Ron Paul helped found the Foundation for Rational Economics and Education in 1976. This think tank began publishing Ron Lew rockwell bitcoin’s Freedom Report newsletter. A began publishing several publications including The Ron Paul Investment Letter, The Ron Paul Survival Report, and The Ron Paul Political Report.
The newsletters drew attention for controversial content when raised as a campaign issue by Paul’s opponent in the 1996 Congressional election, Charles “Lefty” Morris. Many articles in these newsletters contained statements that were criticized as racist or homophobic. These statements include, “Given the inefficiencies of what DC laughingly calls the criminal justice system, I think we can safely assume that 95 percent of the black males in that city are semi-criminal or entirely criminal. A number of the newsletters criticized civil rights activist Martin Luther King, Jr.

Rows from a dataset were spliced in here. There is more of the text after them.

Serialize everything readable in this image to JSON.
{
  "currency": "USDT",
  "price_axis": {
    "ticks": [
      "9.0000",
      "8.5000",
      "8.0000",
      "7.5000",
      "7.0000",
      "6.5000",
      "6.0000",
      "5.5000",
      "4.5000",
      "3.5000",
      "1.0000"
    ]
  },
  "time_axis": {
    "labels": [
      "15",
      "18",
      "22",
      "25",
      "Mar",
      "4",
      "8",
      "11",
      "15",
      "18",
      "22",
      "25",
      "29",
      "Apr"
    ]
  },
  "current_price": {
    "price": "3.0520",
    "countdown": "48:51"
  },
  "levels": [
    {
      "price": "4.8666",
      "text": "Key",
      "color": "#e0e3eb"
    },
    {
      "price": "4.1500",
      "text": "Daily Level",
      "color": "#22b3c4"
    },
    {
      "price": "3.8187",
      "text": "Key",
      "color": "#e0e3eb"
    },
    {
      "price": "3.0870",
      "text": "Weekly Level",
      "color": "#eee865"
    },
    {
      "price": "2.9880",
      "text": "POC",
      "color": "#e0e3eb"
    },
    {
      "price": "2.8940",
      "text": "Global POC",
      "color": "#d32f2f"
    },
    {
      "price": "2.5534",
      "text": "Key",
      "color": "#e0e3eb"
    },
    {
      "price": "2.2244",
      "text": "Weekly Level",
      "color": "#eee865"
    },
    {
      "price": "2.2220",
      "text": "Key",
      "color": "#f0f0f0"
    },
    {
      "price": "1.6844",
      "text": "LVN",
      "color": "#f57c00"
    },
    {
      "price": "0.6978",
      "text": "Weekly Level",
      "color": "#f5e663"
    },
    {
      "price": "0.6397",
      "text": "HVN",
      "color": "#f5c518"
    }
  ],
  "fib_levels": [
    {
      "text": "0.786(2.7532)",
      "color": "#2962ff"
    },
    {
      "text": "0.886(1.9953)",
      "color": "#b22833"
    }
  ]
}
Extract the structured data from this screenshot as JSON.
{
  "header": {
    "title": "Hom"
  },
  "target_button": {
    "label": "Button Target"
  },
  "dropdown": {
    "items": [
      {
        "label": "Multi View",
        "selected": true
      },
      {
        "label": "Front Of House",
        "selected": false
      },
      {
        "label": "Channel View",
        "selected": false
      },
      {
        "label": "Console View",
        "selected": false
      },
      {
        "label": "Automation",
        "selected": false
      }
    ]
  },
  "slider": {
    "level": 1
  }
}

During the 1996 reelection campaign Paul did not deny writing the newsletters, and defended their content, saying that he opposed racism and his remarks about blacks had been taken out of context. In March 2001, Paul said he did not write the commentaries, but stopped short of denying authorship in 1996 because his campaign advisers had thought it would be too confusing and that he had to live with the material published under his name. Numerous sources said Lew Rockwell, who co-founded the firm that published the newsletters and remained an officer throughout its existence, had written the racially charged content. Rockwell said that he was involved in the operations of the newsletters, but denied writing them, saying his role was confined to writing subscription letters. He also said the person who ghost wrote the racially charged pieces “is now long gone” and that he “left in unfortunate circumstances. In January 2012, The Washington Post reported that several of Paul’s former associates said that there was no indication that he had written the controversial passages himself, but three people said that Paul had been very involved in the production of the newsletters and had allowed the controversial material to be included as part of a deliberate strategy to boost profits. Ed Crane, founder and president of the Cato Institute, told Reason that in a discussion with Ron Paul during the period in which the newsletters were published, Paul said his chief source of campaign contributions was the mailing address for the controversial Spotlight magazine.